Genentech Kills IDO Inhibitor Pact with NewLink Genetics


Following a series of industry failures with IDO inhibitors, Genentech, a Roche company, has terminated its research program with Ames, Iowa-based NewLink Genetics.

The two companies formed a research collaboration to investigate IDO inhibitors in 2014. The original deal had an upfront payment of $150 million and with milestones, could have hit over $1 billion. However, recent failures by a number of companies’ IDO inhibitor programs have cast doubt on the IDO and TDO pathway as ways of fighting cancer and boosting immuno-oncology approaches.

In June 2017, Genentech returned the rights to NewLink’s IDO inhibitor navoximod (GDC-0919), although they indicated they would continue to collaborate on the next generation IDO/TDO (tryptophan 2,3-dioxygenase) inhibitors.

On April 6, 2018, Incyte and Merck announced that their own IDO1 inhibitor, epacadostat, which was being evaluated in combination with Merck’s Keytruda in unresectable or metastatic melanoma, failed in a Phase III trial. And then on May 2, Bristol-Myers Squibb dropped two Phase III clinical trials of the IDO1 inhibitor it acquired when it bought Flexus Biosciences for $1.25 billion in 2015. Bristol-Myers was evaluating BMS-86205 and its checkpoint inhibitor Opdivo in patients with non-small cell lung cancer or head and neck cancer.

NewLink has two drugs in its pipeline, IDO inhibitor indoximod and a variant of indoximod. But after the Merck-Incyte failure, the company indicated it planned to reevaluate its programs and end its Phase III trial of indoximod and a PD-1 inhibitor.

Charles Link, NewLink’s chief executive officer, said in the company’s May 3 earnings call, “We believe that indoximod influences the IDO pathway so differently from direct enzymatic inhibitors, that it ought to be assessed separately. Accordingly, we announced a detailed review of our clinical programs to validate indoximod at lower cost and within our financial horizon.”

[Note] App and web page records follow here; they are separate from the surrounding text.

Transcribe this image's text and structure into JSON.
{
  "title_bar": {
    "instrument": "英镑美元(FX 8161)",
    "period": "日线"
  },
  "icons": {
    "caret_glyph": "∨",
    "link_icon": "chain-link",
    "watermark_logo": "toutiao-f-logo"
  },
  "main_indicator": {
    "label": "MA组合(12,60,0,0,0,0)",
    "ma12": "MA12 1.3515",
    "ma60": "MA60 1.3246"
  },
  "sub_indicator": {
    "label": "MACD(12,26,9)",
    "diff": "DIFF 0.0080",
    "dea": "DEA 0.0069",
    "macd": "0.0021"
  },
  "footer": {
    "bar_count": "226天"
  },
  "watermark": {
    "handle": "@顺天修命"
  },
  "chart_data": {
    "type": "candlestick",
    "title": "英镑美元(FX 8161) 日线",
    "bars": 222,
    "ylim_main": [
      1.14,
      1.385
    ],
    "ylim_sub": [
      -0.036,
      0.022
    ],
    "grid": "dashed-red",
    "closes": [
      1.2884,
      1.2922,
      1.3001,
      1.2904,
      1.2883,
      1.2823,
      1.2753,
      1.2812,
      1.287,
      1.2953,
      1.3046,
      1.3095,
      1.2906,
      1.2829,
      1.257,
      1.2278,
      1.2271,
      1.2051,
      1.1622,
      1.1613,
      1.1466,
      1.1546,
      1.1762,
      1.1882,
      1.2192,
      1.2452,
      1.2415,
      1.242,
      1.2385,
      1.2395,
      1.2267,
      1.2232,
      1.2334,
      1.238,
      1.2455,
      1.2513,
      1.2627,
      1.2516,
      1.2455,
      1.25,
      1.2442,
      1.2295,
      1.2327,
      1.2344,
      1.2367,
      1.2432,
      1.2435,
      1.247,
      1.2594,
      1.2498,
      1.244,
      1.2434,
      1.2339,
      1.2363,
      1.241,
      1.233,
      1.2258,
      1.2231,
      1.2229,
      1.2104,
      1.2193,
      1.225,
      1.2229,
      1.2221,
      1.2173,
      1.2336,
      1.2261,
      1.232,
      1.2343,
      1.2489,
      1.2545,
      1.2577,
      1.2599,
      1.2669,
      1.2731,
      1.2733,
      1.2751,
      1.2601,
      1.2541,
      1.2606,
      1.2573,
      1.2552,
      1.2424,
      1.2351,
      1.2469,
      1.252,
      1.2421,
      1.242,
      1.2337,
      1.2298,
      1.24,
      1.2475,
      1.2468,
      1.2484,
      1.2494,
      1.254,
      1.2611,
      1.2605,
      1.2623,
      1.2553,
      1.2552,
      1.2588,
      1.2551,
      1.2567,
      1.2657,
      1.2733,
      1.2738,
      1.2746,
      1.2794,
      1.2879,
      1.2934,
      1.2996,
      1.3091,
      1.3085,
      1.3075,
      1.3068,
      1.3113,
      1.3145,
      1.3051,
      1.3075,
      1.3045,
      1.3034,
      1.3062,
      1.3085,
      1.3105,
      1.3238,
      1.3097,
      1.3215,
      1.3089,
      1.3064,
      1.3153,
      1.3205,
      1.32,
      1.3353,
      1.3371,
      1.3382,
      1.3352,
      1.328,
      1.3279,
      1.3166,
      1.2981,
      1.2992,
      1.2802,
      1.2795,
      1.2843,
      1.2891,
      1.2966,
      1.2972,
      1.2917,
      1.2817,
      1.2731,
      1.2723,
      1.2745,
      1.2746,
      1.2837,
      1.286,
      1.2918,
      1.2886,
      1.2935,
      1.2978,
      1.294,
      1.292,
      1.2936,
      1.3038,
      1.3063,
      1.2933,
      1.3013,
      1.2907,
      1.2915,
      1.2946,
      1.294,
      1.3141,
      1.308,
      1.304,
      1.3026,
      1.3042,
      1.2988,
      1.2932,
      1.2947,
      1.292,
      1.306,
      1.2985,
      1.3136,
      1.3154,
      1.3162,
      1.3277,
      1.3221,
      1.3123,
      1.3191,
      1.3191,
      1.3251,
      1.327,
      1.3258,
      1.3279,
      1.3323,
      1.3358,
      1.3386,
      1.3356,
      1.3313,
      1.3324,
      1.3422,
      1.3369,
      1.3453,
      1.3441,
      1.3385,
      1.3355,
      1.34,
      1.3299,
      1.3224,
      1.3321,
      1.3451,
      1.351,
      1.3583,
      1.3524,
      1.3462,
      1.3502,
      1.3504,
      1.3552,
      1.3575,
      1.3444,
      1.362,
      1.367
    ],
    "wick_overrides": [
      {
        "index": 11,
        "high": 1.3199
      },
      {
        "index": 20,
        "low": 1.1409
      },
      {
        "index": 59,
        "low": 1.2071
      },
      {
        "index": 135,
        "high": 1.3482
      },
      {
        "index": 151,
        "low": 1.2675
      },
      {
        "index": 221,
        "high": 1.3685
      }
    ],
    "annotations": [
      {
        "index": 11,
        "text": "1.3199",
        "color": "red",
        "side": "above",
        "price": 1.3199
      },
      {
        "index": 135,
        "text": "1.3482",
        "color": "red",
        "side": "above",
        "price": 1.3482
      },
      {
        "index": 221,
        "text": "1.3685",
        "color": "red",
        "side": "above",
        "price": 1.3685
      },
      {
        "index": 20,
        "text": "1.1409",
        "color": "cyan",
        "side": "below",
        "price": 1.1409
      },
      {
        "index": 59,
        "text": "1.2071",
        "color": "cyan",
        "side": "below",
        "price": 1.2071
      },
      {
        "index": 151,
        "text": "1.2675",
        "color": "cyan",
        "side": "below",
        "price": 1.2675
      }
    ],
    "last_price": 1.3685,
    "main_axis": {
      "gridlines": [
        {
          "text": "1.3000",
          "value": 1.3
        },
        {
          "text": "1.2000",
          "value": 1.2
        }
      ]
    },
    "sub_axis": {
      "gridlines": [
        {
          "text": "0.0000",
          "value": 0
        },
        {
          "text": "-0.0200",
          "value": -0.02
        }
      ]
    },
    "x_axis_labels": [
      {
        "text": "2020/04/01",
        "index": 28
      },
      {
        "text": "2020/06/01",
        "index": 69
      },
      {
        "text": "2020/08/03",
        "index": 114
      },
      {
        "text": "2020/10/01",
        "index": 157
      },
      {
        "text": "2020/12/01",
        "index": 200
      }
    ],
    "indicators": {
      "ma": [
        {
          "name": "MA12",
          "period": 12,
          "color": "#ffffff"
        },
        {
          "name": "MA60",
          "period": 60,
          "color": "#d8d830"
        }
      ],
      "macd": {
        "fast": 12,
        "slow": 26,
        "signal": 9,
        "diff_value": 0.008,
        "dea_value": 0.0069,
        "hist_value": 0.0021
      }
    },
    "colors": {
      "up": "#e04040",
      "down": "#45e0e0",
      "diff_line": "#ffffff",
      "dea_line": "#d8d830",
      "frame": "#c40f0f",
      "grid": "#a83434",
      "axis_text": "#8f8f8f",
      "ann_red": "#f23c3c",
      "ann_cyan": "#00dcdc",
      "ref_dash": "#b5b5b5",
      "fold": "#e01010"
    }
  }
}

Which sounds a lot like, “Back to the drawing board,” or perhaps, “It’s time to go back to more fundamental work on the IDO pathway.”

Derek Lowe, recently writing for his “In the Pipeline” blog for Science Translational Medicine, referring to the Incyte trial failure, noted, “One of the biggest things going in immuno-oncology is the combination of the existing agents (PD pathway drugs) with other mechanisms to potentiate their effects and move them into new areas. This trial shows that we don’t know as much about how to do that as we thought we did. So, although the IDO-based trials are now very uncertain, this news throws uncertainty around the entire field, whether it goes through that mechanism or not.”

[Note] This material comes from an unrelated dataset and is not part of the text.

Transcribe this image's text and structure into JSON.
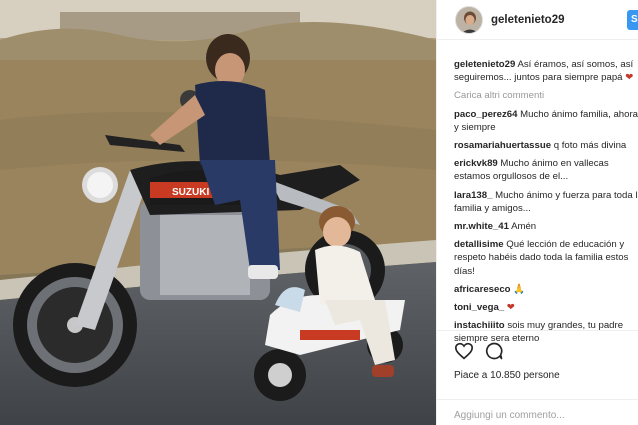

NewLink is clearly being battered by this setback. In 2016, its pancreatic cancer vaccine failed a Phase III clinical trial. At that point, it shifted away from its HyperAcute cancer vaccine platform to focus on the IDO inhibitor program.

The latest SEC filing stated, “Upon termination of the Genentech Agreement in its entirety, the Company’s rights in such next generation compounds will revert to the Company, and Genentech will grant to the Company an exclusive, worldwide, royalty-bearing, sublicensable license, under certain Genentech intellectual property, to research, develop, manufacture and commercialize such next generation compounds, and the Company will be required to pay a low single-digit royalty to Genentech on any sales of next generation compounds, should the Company proceed to develop and commercialize them.”


Subscription JPEG

Back to news